DOUGLAS: True enough on the unsubtlety, although if subtlety were what Wagner were selling here, he probably wouldn't have named the central character Slaughterhouse. I'm of two minds on whether Kitty counts as a woman-in-refrigerator, i.e. killed to give our hero motivation, and on whether I think it's as weak an aspect of the story as you do. Kitty's definitely set up as a sympathetic character--much more than Nate--but she gets all of ten pages before she disappears. What motivates Nate isn't that she's dead; it's that he doesn't know what's happened to her. (Tommy, on the other hand, is fridged for sure; I definitely thought that was pretty cheap.)

When we see her again in "Instrument of War," we know just about immediately that the real Kitty isn't coming back--but Nate doesn't get that. So what's driving him isn't entirely vengeance, it's also (misguided) hope. Even after we know exactly what's happening, though, it's something of a shock when we see Dredd speaking through her mouth: that's the moment when we know that everything's lost. Really, both parts of "Mandroid" are stories in which nobody gets what they want. Everyone, from Nate to Tillson to Melody to Shultz to Lefty, gets hammered for even trying. For the first few chapters, what we want--and what we think we're going to get--is a story about Kitty; we never really get that either.


Thanks again to Rachel! Next week: novelists Sara Ryan and Gordon Dahlquist join me to discuss Origins

Sunday, December 2, 2012

The Batman/Judge Dredd Collection

(Reprints: Batman/Judge Dredd: Judgement on Gotham, Vendetta in Gotham, The Ultimate Riddle and Die Laughing, as well as Lobo/Judge Dredd: Psycho Bikers Vs. the Mutants from Hell)

I'm going to keep it extra-short this week, since a) we're going to be going long from here on out (only six books left to go, and they're all doozies), and b) Brenna Zedan and I discussed most of this one's contents at some length early this year. So just a few points:

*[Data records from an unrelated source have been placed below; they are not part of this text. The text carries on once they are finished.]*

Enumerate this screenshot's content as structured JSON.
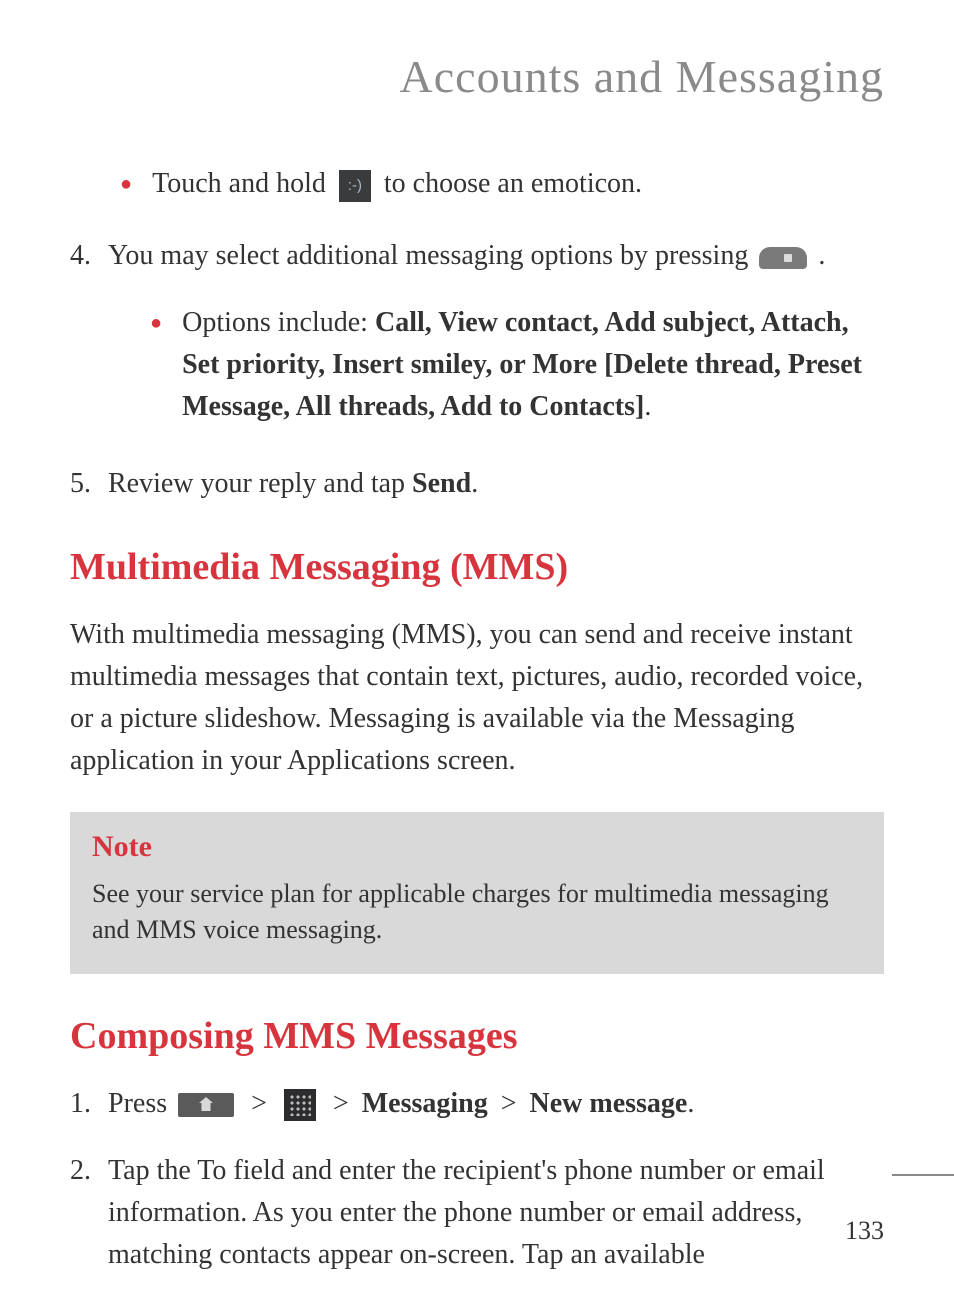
{
  "page": {
    "title": "Accounts and Messaging",
    "number": "133"
  },
  "content": {
    "bullet1_pre": "Touch and hold ",
    "bullet1_post": " to choose an emoticon.",
    "step4_pre": "You may select additional messaging options by pressing ",
    "step4_post": ".",
    "step4_num": "4.",
    "bullet2_intro": "Options include: ",
    "bullet2_bold": "Call, View contact, Add subject, Attach, Set priority, Insert smiley, or More [Delete thread, Preset Message, All threads, Add to Contacts]",
    "bullet2_end": ".",
    "step5_num": "5.",
    "step5_pre": "Review your reply and tap ",
    "step5_bold": "Send",
    "step5_end": "."
  },
  "mms": {
    "heading": "Multimedia Messaging (MMS)",
    "body": "With multimedia messaging (MMS), you can send and receive instant multimedia messages that contain text, pictures, audio, recorded voice, or a picture slideshow. Messaging is available via the Messaging application in your Applications screen."
  },
  "note": {
    "title": "Note",
    "text": "See your service plan for applicable charges for multimedia messaging and MMS voice messaging."
  },
  "composing": {
    "heading": "Composing MMS Messages",
    "step1_num": "1.",
    "step1_pre": "Press ",
    "step1_chev1": " > ",
    "step1_chev2": " > ",
    "step1_messaging": "Messaging",
    "step1_chev3": " > ",
    "step1_newmsg": "New message",
    "step1_end": ".",
    "step2_num": "2.",
    "step2_text": "Tap the To field and enter the recipient's phone number or email information. As you enter the phone number or email address, matching contacts appear on-screen. Tap an available"
  }
}
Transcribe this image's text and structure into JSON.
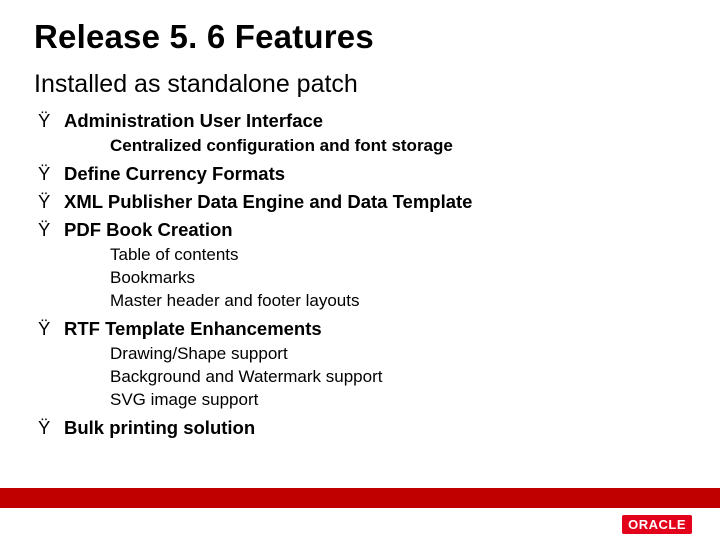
{
  "title": "Release 5. 6 Features",
  "subtitle": "Installed as standalone patch",
  "bullet_char": "Ÿ",
  "items": [
    {
      "label": "Administration User Interface",
      "subs": [
        {
          "text": "Centralized configuration and font storage",
          "bold": true
        }
      ]
    },
    {
      "label": "Define Currency Formats",
      "subs": []
    },
    {
      "label": "XML Publisher Data Engine and Data Template",
      "subs": []
    },
    {
      "label": "PDF Book Creation",
      "subs": [
        {
          "text": "Table of contents",
          "bold": false
        },
        {
          "text": "Bookmarks",
          "bold": false
        },
        {
          "text": "Master header and footer layouts",
          "bold": false
        }
      ]
    },
    {
      "label": "RTF Template Enhancements",
      "subs": [
        {
          "text": "Drawing/Shape support",
          "bold": false
        },
        {
          "text": "Background and Watermark support",
          "bold": false
        },
        {
          "text": "SVG image support",
          "bold": false
        }
      ]
    },
    {
      "label": "Bulk printing solution",
      "subs": []
    }
  ],
  "logo_text": "ORACLE"
}
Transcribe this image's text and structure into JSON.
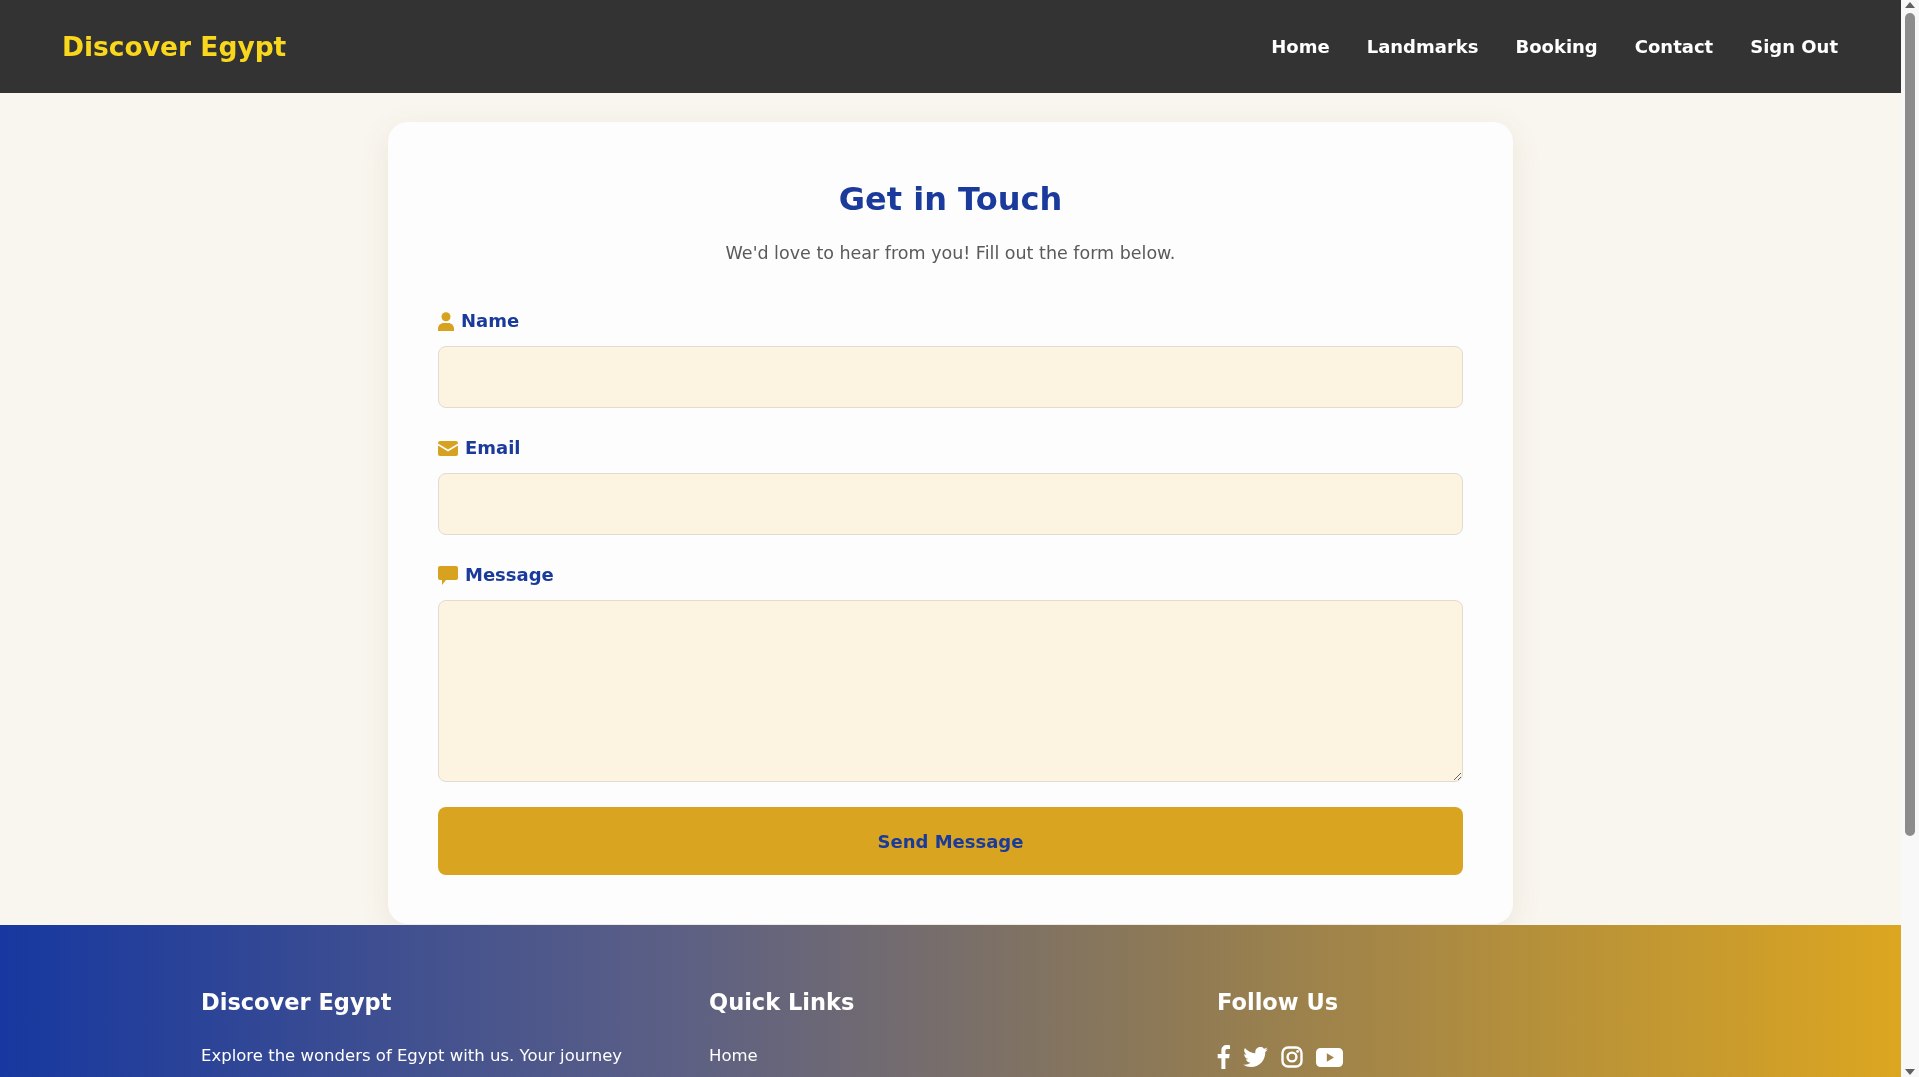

*This came out a couple of weeks ago; it's the complete collection of the Dredd/DC Universe material: all four of the Batman crossovers (including the previously uncollected Vendetta in Gotham, which is among other things an excuse to use that lovely Mike Mignola piece on the cover), plus the 1995 Lobo/Judge Dredd team-up Psycho Bikers Vs. the Mutants from Hell. The Lobo story is... uh... I'm not really sure why it happened, or how it happened, other than that Alan Grant was writing a lot of Lobo comics in the mid-'90s. Dredd and Lobo appear together in all of six panels, perhaps because they don't really make sense in the same story. This is, for all practical purposes, a pretext for Lobo to fight Mean Machine Angel, who's just at the outer rim of the Dreddverse's level of acceptable lunacy (and was prominently featured in the Judge Dredd movie that came out in '95).

*Man, Carl Critchlow's painted artwork in The Ultimate Riddle looks different from his pen-and-ink-and-color work in "Trifecta" this week in 2000 AD. I think I like the latter much better, though.

*I'm trying to imagine who else in the DCU would make for an interesting intersection with Dredd, and coming up blank. It's worth noting, though, that Dredd analogues have turned up in Marvel comics a couple of times, notably Justice Peace in Thor #371 (back in 1986, above) and Boss Cage in Dark Avengers recently (below--although he's kind of a Dredd/Iron Man/Luke Cage/Thor/Captain America mash-up). And then there was Judge Elmer Dwedd in the 1997 Howard the Duck Holiday Special...

Next week: Rachel Edidin joins me to discuss another volume with Critchlow's work in it, the collection of Mandroid